Our pets are part of our family, and just as we make provisions to keep our children warm and cozy in the winter, the same must be done for our dogs and cats. The frigid winter temperatures are not just inconvenient; they can be incredibly dangerous for our pets. Experts say frostbite can take hold in less than 15 minutes, and animals are not exempt from this despite their furry coats.
Frostbite is bad enough, but hypothermia is the most dangerous hazard when the weather gets this cold. Signs of hypothermia include violent shivering followed by listlessness, a rectal temperature below 95-degrees Fahrenheit, weak pulse, lethargy, and coma. It can become fatal very fast.
It goes without saying that every dog and cat needs to be indoors during cold temperatures like these.

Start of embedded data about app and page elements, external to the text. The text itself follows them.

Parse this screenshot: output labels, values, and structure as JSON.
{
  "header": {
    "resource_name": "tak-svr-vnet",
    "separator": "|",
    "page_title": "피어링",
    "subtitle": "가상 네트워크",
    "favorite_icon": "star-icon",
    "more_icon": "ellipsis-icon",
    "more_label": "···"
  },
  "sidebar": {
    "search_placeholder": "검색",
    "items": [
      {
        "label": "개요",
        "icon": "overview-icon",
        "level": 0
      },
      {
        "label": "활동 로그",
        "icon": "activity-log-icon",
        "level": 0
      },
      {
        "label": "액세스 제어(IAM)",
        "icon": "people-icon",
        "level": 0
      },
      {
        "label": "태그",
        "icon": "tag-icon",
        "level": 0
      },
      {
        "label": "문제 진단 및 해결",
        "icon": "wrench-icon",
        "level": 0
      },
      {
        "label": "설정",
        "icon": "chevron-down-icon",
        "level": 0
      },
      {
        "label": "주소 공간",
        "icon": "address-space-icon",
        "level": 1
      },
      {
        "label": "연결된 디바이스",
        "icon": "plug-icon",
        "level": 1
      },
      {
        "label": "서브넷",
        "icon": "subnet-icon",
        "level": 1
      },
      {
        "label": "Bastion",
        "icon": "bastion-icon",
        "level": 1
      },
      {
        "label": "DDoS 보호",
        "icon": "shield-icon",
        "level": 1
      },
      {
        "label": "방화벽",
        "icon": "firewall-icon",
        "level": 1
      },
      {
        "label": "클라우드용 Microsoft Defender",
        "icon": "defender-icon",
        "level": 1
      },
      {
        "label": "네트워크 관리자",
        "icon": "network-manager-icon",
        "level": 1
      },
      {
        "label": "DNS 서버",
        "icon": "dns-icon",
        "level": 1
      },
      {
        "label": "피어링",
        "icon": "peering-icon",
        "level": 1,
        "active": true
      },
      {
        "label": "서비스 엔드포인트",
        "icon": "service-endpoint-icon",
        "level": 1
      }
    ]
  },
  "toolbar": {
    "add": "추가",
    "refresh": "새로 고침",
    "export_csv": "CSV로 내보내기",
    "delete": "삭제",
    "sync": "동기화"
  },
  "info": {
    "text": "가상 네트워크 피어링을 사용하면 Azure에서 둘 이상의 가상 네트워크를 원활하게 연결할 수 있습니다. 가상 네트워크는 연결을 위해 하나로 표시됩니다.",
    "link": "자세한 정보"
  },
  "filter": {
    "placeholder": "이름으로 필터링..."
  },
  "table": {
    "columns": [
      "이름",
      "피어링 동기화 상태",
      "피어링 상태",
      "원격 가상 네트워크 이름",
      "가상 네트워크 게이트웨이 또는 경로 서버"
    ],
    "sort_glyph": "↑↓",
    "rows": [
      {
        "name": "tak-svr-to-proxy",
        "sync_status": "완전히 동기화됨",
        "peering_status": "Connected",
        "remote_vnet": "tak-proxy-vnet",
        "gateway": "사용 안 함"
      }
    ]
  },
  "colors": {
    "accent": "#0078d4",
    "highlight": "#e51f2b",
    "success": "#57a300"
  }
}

I would argue, however, that dogs and cats need to be indoors during any cold temperatures. If you are cold, they are cold, simple as that. Outdoors is no place for pets.
Here are some other tips to keep your precious pups and kitties contented and protected this winter:
Pay extra attention to puppies. Puppies are more susceptible to the cold than dogs due to their tender age. They will suffer from the harsh realities of the cold quicker and should not spend much time outdoors in harsh weather conditions. In addition, they may have some issues potty training during cold spells. Understandably, puppies may have more accidents in this weather.
Frostbite most often occurs on the thin, exposed areas of a dog. The skin of their ears, tail, scrotum, and paws may look blue or white but will appear red and inflamed when circulation comes back. The surface of the skin may peel and eventually turn black. Use warm (not hot) compresses on the affected areas and then seek medical care.
Cats are particularly vulnerable to the cold and can actually freeze to death. Crafty cats will do what they have to do to stay warm and alive. When left outside, many cats seek out warmth under car hoods and engines, and can easily be killed when cars are turned on, so take a peek under your hood and tires before turning on your car.
Make sure collars are secure and never let dogs off the leash. Getting lost in sub-zero temps is deadly. Their scent trails are compromised in the snow, and frostbite and hypothermia can set in quickly, leaving them unable to find their way back home.
Cars can be lethal. It’s worth remembering that a cold car can be just as deadly as a hot car for a dog. They can freeze to death in an unheated vehicle. Not only are they already at freezing temps, but cars can act as a refrigerator, keeping all the coldness inside.
Stay away from salt. Be on the lookout for salt on sidewalks and driveways, which can irritate and even burn your pup’s paws. Wipe their paws off with a paper towel or warm cloth when you return from a walk.
Check on neighboring pets. It’s imperative to remember that if we see an animal left outside in this weather, we must report it to the proper authorities as soon as possible. Dogs left outside in cold temperatures suffer needlessly and can easily die. It is a form of abuse. We are the protectors of animals and need to be vigilant about their well being at all times.
Anti-freeze can be fatal. It is poisonous, and even a lick or two on a quick walk can add up to distress for your dog. Keep an eye out for any liquid on sidewalks and steer clear of it. Also, do not let your dogs roam freely where you cannot monitor their activity. If there is any doubt that your dog may have ingested antifreeze, take her to the vet immediately.
Danielle Sullivan, a mom of three, has worked as a writer and editor in the parenting world for more than 10 years. Sullivan also writes about pets and parenting for Disney’s Babbl